→ **Problem**: Could you restate the entries below word for word?

→ **Extracted records**:
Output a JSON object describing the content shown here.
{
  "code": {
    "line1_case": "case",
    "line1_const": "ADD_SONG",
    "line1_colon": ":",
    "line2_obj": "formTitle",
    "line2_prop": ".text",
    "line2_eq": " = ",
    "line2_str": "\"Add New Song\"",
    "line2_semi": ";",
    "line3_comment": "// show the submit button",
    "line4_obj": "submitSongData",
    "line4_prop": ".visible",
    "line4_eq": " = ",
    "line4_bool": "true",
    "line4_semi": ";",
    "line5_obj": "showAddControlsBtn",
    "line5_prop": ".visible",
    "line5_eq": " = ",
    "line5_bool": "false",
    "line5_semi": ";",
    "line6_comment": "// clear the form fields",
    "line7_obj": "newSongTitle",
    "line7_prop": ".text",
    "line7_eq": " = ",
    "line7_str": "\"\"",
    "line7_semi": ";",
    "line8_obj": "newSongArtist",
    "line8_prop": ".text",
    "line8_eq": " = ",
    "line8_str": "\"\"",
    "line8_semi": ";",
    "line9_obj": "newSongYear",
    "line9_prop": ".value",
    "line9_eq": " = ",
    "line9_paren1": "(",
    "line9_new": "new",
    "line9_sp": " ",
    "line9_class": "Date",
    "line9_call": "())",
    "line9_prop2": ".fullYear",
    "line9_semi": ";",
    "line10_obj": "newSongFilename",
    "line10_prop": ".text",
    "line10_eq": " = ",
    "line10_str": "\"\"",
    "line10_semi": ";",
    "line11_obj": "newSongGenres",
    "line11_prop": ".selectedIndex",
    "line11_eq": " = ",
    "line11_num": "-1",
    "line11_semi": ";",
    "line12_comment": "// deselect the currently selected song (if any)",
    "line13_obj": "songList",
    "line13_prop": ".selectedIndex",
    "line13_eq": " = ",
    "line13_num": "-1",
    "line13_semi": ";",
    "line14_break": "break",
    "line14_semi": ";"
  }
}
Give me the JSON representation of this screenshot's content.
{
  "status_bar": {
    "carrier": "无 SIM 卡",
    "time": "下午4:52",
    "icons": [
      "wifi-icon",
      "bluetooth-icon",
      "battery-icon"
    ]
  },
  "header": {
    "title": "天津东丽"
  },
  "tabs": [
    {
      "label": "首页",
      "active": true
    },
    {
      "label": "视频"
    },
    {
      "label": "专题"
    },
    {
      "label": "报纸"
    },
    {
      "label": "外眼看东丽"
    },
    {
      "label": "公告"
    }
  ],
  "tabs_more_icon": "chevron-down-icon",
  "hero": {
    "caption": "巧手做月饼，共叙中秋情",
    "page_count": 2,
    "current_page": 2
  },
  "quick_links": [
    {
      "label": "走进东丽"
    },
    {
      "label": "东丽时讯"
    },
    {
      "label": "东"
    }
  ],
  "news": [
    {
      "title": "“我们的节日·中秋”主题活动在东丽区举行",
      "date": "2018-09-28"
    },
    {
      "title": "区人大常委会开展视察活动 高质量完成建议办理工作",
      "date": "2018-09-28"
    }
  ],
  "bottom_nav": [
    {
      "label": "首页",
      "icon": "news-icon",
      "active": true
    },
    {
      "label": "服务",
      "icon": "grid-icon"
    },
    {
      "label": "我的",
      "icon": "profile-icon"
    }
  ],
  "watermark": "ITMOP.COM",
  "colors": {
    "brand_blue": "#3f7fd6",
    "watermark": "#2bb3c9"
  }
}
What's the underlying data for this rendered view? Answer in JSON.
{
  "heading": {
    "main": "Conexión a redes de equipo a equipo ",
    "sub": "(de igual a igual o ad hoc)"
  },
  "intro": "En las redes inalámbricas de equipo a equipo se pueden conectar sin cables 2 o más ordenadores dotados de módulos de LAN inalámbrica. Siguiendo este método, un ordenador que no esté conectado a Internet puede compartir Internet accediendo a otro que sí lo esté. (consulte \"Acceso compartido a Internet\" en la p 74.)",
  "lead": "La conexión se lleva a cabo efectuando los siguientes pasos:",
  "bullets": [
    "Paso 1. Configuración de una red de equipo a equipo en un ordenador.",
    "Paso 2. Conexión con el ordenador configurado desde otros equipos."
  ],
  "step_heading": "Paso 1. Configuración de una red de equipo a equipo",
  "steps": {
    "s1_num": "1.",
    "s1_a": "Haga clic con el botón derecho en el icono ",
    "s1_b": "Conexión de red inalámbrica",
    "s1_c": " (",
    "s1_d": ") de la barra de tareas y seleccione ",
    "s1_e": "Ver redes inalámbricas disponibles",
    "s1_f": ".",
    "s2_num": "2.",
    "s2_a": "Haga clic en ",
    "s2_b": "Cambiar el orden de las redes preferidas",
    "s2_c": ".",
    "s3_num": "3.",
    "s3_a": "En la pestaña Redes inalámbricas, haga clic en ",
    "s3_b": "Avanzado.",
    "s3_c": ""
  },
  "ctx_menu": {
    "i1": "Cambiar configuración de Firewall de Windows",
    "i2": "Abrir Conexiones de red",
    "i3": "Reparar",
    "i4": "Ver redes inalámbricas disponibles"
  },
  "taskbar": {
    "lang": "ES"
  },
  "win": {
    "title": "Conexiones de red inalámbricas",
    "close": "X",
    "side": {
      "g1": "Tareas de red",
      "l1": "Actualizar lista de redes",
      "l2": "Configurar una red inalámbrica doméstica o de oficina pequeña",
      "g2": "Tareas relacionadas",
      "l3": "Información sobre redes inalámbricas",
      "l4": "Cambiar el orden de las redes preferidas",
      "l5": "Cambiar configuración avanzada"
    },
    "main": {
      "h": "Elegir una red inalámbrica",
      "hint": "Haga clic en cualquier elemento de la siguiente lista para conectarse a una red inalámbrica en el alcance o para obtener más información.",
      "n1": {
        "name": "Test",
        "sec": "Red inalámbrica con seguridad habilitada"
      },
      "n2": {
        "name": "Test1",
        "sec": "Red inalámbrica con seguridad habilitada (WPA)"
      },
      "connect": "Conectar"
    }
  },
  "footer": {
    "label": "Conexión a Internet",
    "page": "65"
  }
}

→ **Solution below**:
Output a JSON object describing the content shown here.
{
  "code": {
    "line1_case": "case",
    "line1_const": "ADD_SONG",
    "line1_colon": ":",
    "line2_obj": "formTitle",
    "line2_prop": ".text",
    "line2_eq": " = ",
    "line2_str": "\"Add New Song\"",
    "line2_semi": ";",
    "line3_comment": "// show the submit button",
    "line4_obj": "submitSongData",
    "line4_prop": ".visible",
    "line4_eq": " = ",
    "line4_bool": "true",
    "line4_semi": ";",
    "line5_obj": "showAddControlsBtn",
    "line5_prop": ".visible",
    "line5_eq": " = ",
    "line5_bool": "false",
    "line5_semi": ";",
    "line6_comment": "// clear the form fields",
    "line7_obj": "newSongTitle",
    "line7_prop": ".text",
    "line7_eq": " = ",
    "line7_str": "\"\"",
    "line7_semi": ";",
    "line8_obj": "newSongArtist",
    "line8_prop": ".text",
    "line8_eq": " = ",
    "line8_str": "\"\"",
    "line8_semi": ";",
    "line9_obj": "newSongYear",
    "line9_prop": ".value",
    "line9_eq": " = ",
    "line9_paren1": "(",
    "line9_new": "new",
    "line9_sp": " ",
    "line9_class": "Date",
    "line9_call": "())",
    "line9_prop2": ".fullYear",
    "line9_semi": ";",
    "line10_obj": "newSongFilename",
    "line10_prop": ".text",
    "line10_eq": " = ",
    "line10_str": "\"\"",
    "line10_semi": ";",
    "line11_obj": "newSongGenres",
    "line11_prop": ".selectedIndex",
    "line11_eq": " = ",
    "line11_num": "-1",
    "line11_semi": ";",
    "line12_comment": "// deselect the currently selected song (if any)",
    "line13_obj": "songList",
    "line13_prop": ".selectedIndex",
    "line13_eq": " = ",
    "line13_num": "-1",
    "line13_semi": ";",
    "line14_break": "break",
    "line14_semi": ";"
  }
}
Give me the JSON representation of this screenshot's content.
{
  "status_bar": {
    "carrier": "无 SIM 卡",
    "time": "下午4:52",
    "icons": [
      "wifi-icon",
      "bluetooth-icon",
      "battery-icon"
    ]
  },
  "header": {
    "title": "天津东丽"
  },
  "tabs": [
    {
      "label": "首页",
      "active": true
    },
    {
      "label": "视频"
    },
    {
      "label": "专题"
    },
    {
      "label": "报纸"
    },
    {
      "label": "外眼看东丽"
    },
    {
      "label": "公告"
    }
  ],
  "tabs_more_icon": "chevron-down-icon",
  "hero": {
    "caption": "巧手做月饼，共叙中秋情",
    "page_count": 2,
    "current_page": 2
  },
  "quick_links": [
    {
      "label": "走进东丽"
    },
    {
      "label": "东丽时讯"
    },
    {
      "label": "东"
    }
  ],
  "news": [
    {
      "title": "“我们的节日·中秋”主题活动在东丽区举行",
      "date": "2018-09-28"
    },
    {
      "title": "区人大常委会开展视察活动 高质量完成建议办理工作",
      "date": "2018-09-28"
    }
  ],
  "bottom_nav": [
    {
      "label": "首页",
      "icon": "news-icon",
      "active": true
    },
    {
      "label": "服务",
      "icon": "grid-icon"
    },
    {
      "label": "我的",
      "icon": "profile-icon"
    }
  ],
  "watermark": "ITMOP.COM",
  "colors": {
    "brand_blue": "#3f7fd6",
    "watermark": "#2bb3c9"
  }
}
What's the underlying data for this rendered view? Answer in JSON.
{
  "heading": {
    "main": "Conexión a redes de equipo a equipo ",
    "sub": "(de igual a igual o ad hoc)"
  },
  "intro": "En las redes inalámbricas de equipo a equipo se pueden conectar sin cables 2 o más ordenadores dotados de módulos de LAN inalámbrica. Siguiendo este método, un ordenador que no esté conectado a Internet puede compartir Internet accediendo a otro que sí lo esté. (consulte \"Acceso compartido a Internet\" en la p 74.)",
  "lead": "La conexión se lleva a cabo efectuando los siguientes pasos:",
  "bullets": [
    "Paso 1. Configuración de una red de equipo a equipo en un ordenador.",
    "Paso 2. Conexión con el ordenador configurado desde otros equipos."
  ],
  "step_heading": "Paso 1. Configuración de una red de equipo a equipo",
  "steps": {
    "s1_num": "1.",
    "s1_a": "Haga clic con el botón derecho en el icono ",
    "s1_b": "Conexión de red inalámbrica",
    "s1_c": " (",
    "s1_d": ") de la barra de tareas y seleccione ",
    "s1_e": "Ver redes inalámbricas disponibles",
    "s1_f": ".",
    "s2_num": "2.",
    "s2_a": "Haga clic en ",
    "s2_b": "Cambiar el orden de las redes preferidas",
    "s2_c": ".",
    "s3_num": "3.",
    "s3_a": "En la pestaña Redes inalámbricas, haga clic en ",
    "s3_b": "Avanzado.",
    "s3_c": ""
  },
  "ctx_menu": {
    "i1": "Cambiar configuración de Firewall de Windows",
    "i2": "Abrir Conexiones de red",
    "i3": "Reparar",
    "i4": "Ver redes inalámbricas disponibles"
  },
  "taskbar": {
    "lang": "ES"
  },
  "win": {
    "title": "Conexiones de red inalámbricas",
    "close": "X",
    "side": {
      "g1": "Tareas de red",
      "l1": "Actualizar lista de redes",
      "l2": "Configurar una red inalámbrica doméstica o de oficina pequeña",
      "g2": "Tareas relacionadas",
      "l3": "Información sobre redes inalámbricas",
      "l4": "Cambiar el orden de las redes preferidas",
      "l5": "Cambiar configuración avanzada"
    },
    "main": {
      "h": "Elegir una red inalámbrica",
      "hint": "Haga clic en cualquier elemento de la siguiente lista para conectarse a una red inalámbrica en el alcance o para obtener más información.",
      "n1": {
        "name": "Test",
        "sec": "Red inalámbrica con seguridad habilitada"
      },
      "n2": {
        "name": "Test1",
        "sec": "Red inalámbrica con seguridad habilitada (WPA)"
      },
      "connect": "Conectar"
    }
  },
  "footer": {
    "label": "Conexión a Internet",
    "page": "65"
  }
}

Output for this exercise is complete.